Q: At the time of my marriage I made it clear to my husband that I wish to be always in work. He did not object. However, now he is saying that I should not work because it is ‘un-Islamic’ for a Muslim woman to work except in cases of financial difficulty. This has been a cause of friction in our family. Please advise.
A: If your husband had agreed to your working at the time of marriage, then he may not withdraw this commitment without a very good reason. To claim that it is un-Islamic for a woman to work is wrong. Some of the Prophet’s women companions had their own work, and he did not object. A woman who was in her waiting period after her husband had died asked the Prophet whether it was permissible for her to supervise the work in her farm. Some of her relatives objected to her doing this. The Prophet told her to attend to her work, adding: “You may have a chance to give something in charity or do some other good.”

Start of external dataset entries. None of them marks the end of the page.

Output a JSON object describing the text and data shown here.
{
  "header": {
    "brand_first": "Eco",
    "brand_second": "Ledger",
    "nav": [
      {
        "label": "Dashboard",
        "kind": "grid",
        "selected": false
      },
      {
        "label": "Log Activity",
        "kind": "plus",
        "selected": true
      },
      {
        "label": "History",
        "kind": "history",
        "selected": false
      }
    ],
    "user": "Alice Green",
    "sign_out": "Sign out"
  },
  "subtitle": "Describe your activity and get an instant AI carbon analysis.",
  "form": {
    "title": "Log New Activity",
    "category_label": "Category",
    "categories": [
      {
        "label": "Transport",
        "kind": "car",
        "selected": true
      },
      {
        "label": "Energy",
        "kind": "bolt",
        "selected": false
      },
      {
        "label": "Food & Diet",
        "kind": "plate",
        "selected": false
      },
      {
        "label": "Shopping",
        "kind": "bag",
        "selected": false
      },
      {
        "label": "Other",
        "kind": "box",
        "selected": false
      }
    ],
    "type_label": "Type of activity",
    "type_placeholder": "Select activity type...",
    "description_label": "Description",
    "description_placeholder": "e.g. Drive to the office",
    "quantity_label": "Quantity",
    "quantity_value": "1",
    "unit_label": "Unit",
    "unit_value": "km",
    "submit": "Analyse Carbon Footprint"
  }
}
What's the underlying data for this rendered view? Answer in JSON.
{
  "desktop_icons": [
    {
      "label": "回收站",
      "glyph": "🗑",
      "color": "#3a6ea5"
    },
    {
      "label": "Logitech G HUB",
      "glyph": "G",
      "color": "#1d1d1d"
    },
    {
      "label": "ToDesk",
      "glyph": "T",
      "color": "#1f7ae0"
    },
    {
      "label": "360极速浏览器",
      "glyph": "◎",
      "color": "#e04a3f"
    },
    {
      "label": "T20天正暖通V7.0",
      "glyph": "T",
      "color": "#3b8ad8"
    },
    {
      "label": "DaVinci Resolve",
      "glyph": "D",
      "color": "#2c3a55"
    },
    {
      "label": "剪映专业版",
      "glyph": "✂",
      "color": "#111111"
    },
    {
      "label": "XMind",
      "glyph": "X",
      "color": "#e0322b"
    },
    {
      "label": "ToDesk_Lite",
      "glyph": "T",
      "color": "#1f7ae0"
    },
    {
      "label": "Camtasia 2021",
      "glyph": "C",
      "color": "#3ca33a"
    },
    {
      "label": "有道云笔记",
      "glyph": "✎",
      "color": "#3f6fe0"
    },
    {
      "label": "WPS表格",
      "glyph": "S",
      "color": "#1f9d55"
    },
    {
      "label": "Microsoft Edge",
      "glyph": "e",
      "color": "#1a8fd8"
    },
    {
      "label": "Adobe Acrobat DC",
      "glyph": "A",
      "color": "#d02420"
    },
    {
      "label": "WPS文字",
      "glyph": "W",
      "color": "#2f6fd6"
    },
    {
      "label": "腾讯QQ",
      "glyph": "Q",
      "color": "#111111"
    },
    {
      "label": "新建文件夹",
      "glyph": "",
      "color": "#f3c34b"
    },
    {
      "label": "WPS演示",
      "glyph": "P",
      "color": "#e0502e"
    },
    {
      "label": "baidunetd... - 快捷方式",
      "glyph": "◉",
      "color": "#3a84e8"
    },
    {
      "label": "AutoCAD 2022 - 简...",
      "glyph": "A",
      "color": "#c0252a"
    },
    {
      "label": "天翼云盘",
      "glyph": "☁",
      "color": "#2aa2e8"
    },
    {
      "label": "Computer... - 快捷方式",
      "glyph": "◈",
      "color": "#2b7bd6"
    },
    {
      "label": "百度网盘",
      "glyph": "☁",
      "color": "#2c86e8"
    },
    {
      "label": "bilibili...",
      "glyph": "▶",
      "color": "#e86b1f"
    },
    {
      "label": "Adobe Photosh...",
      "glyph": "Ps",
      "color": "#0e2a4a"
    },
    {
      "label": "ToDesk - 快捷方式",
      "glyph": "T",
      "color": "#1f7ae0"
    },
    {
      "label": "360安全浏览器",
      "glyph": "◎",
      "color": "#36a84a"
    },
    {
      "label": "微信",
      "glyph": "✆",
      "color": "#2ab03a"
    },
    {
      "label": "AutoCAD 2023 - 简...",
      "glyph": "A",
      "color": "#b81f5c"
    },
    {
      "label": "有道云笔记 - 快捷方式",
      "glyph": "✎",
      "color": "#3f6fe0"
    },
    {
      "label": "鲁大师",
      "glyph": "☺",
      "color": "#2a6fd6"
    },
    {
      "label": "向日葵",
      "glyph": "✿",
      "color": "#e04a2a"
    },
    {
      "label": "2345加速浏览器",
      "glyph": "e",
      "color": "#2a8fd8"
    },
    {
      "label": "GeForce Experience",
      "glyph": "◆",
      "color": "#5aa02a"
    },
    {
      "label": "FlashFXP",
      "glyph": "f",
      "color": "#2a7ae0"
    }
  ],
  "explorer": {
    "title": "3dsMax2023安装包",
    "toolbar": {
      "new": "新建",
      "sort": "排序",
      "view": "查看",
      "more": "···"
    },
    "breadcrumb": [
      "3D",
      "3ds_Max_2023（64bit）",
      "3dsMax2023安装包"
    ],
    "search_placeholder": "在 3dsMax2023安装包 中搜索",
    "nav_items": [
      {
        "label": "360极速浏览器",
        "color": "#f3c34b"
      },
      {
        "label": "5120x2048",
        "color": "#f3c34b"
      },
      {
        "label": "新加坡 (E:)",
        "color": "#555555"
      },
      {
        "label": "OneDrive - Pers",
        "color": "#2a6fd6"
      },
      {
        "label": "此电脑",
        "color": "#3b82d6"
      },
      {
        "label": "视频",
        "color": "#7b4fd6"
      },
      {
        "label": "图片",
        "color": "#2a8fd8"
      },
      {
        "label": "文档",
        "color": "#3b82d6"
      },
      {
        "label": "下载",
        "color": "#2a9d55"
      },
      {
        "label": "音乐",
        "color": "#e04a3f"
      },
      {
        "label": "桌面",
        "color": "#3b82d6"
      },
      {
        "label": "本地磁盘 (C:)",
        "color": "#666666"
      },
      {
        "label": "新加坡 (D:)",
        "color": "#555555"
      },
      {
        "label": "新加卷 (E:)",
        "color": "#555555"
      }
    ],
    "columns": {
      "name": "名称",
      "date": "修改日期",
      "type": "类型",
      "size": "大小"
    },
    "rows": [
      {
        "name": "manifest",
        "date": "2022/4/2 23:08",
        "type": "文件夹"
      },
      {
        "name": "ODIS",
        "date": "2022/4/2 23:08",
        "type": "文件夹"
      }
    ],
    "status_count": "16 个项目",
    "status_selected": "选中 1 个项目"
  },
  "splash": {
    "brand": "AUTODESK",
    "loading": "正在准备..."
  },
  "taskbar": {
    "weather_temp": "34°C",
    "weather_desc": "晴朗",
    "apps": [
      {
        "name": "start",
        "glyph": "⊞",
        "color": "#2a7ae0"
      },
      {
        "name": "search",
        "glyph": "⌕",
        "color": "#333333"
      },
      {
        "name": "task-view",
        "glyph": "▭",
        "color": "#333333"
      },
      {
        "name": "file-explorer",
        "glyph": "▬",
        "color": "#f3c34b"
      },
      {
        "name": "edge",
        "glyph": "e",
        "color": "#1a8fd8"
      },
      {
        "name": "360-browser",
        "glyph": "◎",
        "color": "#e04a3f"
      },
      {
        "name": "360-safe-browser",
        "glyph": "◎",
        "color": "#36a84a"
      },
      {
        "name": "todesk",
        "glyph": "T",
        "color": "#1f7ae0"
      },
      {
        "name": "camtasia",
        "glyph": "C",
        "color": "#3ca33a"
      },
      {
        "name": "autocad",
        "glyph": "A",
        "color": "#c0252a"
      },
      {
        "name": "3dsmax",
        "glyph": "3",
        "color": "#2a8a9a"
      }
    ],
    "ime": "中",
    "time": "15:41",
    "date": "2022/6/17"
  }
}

If a man is married to an educated woman who has a good job, or to a skilled woman who does some skillful work, like dress making, farming, or some handicraft, it may be highly beneficial to the family if she continues with her work. Here the income is not of paramount importance. The fact that the woman enjoys self-fulfillment as a result is very good for a better family life.